Website and app data records:
--------------------------------

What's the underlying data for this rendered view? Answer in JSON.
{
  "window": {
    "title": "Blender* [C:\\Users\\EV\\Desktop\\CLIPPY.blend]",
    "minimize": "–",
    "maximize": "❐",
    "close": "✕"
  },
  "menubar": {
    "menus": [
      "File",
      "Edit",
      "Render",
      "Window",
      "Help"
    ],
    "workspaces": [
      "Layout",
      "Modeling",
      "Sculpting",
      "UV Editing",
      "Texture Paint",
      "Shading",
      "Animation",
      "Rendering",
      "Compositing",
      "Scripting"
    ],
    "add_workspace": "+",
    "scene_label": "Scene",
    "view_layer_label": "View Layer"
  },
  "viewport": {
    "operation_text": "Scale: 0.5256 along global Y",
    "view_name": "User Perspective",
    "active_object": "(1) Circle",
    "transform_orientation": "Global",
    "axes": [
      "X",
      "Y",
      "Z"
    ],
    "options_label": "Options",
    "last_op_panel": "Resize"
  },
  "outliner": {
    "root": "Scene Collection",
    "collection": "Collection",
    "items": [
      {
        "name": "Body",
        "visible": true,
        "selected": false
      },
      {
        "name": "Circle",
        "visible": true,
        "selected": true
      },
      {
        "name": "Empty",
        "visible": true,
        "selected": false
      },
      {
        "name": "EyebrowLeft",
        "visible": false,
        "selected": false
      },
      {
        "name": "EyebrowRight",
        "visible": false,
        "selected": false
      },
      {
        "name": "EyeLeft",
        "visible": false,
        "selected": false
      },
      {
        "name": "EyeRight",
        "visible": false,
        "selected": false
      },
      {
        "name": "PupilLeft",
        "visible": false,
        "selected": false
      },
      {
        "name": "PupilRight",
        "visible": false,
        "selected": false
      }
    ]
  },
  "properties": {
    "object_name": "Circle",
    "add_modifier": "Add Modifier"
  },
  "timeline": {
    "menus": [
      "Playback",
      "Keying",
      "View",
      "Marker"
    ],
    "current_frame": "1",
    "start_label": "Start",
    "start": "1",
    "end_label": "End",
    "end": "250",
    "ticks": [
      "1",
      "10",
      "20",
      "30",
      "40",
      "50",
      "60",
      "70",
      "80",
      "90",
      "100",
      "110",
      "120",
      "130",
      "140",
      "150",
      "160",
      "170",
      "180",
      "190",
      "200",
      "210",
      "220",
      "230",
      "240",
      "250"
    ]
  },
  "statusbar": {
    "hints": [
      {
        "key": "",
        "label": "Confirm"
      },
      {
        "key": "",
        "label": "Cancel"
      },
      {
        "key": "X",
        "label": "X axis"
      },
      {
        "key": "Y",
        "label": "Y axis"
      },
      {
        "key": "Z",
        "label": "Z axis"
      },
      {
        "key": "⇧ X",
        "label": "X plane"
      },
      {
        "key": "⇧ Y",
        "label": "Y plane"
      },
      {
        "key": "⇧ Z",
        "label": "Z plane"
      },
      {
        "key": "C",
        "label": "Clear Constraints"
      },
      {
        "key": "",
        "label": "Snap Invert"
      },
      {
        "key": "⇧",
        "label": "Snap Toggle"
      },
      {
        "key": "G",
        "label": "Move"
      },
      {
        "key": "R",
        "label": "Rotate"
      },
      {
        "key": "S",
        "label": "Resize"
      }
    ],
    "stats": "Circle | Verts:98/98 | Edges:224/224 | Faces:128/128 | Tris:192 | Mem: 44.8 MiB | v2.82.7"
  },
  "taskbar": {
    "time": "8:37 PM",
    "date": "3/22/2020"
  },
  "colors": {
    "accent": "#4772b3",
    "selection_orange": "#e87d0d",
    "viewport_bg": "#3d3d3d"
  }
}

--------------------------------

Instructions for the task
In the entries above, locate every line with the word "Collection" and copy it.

Response for this exercise
    "root": "Scene Collection",
    "collection": "Collection",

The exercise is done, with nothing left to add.